Alright we have the goal, purpose and technique, now we need to establish the standards. What will we check and how will we check it? Ensure your standards are reasonable and obtainable.
During a senior leadership training class one of our Instructors would come in everyday and conduct a room inspection with unobtainable standards. Of particular interest was his unreasonable toilet standard. He would take a finger and move it under the inside edge of the toilet bowl he would then put his index finger in his mouth and say, “Salty. You failed to properly clean your toilet. 25 demerits.” The guys in the room were blown away. One day he came in with his standard routine. When he got to the toilet bowl and announced “Salty” and allocated 25 demerits, I asked him if he would care to stick the correct finger in his mouth because he did not wipe the toilet with his index finger. Boy did I get a look! That ended the toilet bowl experience but more importantly it ended his credibility with us as he had put in place a bogus standard and then punished us with demerits based on his lack of integrity.
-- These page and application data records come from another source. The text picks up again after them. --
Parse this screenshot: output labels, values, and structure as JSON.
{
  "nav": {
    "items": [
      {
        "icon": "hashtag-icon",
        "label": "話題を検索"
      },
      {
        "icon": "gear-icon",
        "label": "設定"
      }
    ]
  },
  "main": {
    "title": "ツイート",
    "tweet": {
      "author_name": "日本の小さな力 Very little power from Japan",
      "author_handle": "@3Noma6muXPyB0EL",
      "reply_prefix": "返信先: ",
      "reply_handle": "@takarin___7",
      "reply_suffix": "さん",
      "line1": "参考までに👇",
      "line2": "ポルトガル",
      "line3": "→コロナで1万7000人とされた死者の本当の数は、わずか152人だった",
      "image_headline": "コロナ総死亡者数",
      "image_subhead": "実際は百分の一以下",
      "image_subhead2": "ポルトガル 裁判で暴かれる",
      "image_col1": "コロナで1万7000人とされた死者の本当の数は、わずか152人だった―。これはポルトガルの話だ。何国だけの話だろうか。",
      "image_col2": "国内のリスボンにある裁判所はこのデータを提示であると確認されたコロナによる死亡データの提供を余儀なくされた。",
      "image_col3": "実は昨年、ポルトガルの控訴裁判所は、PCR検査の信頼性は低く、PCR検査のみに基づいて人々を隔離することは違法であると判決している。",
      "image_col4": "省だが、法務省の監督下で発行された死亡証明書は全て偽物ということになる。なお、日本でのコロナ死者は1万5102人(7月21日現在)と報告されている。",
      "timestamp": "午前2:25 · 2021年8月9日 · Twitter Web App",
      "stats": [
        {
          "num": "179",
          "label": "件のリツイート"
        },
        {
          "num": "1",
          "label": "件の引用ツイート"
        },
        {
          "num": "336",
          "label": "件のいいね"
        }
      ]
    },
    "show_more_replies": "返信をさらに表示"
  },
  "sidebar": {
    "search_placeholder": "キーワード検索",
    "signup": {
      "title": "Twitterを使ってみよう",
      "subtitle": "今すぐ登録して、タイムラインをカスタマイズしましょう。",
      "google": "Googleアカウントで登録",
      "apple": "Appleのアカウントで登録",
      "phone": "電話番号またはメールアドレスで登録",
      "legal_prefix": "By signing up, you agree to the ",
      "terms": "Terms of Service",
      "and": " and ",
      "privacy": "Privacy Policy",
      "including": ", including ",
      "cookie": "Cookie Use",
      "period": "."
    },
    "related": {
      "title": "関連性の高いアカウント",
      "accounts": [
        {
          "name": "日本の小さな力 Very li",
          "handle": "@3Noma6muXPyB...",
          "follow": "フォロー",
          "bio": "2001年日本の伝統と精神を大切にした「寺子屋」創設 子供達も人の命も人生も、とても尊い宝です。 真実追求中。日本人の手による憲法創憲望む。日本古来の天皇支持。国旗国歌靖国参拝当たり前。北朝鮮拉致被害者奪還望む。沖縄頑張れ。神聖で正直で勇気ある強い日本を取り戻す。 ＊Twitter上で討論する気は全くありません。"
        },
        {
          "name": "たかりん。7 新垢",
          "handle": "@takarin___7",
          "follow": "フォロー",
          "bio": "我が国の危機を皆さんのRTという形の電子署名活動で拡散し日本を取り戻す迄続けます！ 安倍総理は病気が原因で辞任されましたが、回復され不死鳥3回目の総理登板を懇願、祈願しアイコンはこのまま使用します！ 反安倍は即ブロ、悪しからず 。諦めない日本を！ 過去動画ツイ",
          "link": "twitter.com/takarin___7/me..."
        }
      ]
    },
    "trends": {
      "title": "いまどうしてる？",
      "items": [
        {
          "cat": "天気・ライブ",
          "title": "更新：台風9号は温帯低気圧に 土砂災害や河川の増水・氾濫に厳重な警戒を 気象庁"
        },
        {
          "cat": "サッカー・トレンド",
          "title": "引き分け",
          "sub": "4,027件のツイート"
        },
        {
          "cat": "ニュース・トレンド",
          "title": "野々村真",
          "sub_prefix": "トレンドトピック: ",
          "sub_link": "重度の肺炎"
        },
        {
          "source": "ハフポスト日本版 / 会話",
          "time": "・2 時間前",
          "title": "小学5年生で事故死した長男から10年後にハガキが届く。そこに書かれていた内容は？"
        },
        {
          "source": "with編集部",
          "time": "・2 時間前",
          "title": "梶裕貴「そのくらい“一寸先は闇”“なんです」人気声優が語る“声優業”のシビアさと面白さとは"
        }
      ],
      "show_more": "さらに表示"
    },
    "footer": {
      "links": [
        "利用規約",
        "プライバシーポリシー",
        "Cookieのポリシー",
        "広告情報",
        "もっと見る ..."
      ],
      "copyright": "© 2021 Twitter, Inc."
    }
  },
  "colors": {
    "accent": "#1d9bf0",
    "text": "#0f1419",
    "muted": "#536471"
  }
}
We realized no matter how hard we prepared he would just find something else wrong even if it was wrong in his eyes only. So we each prepared for our inspections as best we could and waited for the butt chewing. He felt great when he left the room because he really chewed us out, we felt great because the unreasonable waste of time inspection was over and our room was actually up to standard. If you want to piss off Soldiers, establish bogus standards that make you feel good but do nothing to increase proficiency, improve readiness, or recognize exceptional performance.
How Will You Notify Your Soldiers?
Once we have the standards in place it is time to work out the notification technique. What type of notification will you give? How far in advance will you notify your Soldiers? Is there any coordination required with supply or other sections to ensure the Soldiers have the resources they require to prepare for the inspection? Can you imagine what would happen if you conducted an in-ranks inspection on dress uniforms and only gave the Soldiers half a day to prepare? You set your Soldiers up for failure. Some will undoubtedly need to take their uniform to the cleaners and any Soldier who was recently promoted may have not had time to sew on their rank. Wow talk about pain! Your Soldiers will be pissed and you will not be impressed when you see the results because you are expecting Soldiers to meet unattainable standards. This will cause a cascading effect of bitterness and poor attitudes because you failed to provide proper notification.
After Action Review
The inspection is over. Now what? It’s time to tell the troops how they performed. It is important that the results of the inspection be announced in a professional manner. Do not single out substandard performers in public. Pull them to the side and take the appropriate action as an individual. If you have exceptional performers, recognize them appropriately in public. Determine what went right, what went wrong, and what the team can do to achieve better results next time. If necessary, formally record your results as a unit record or in individual records as appropriate. Develop a plan to work on the deficiencies and maintain the strong areas.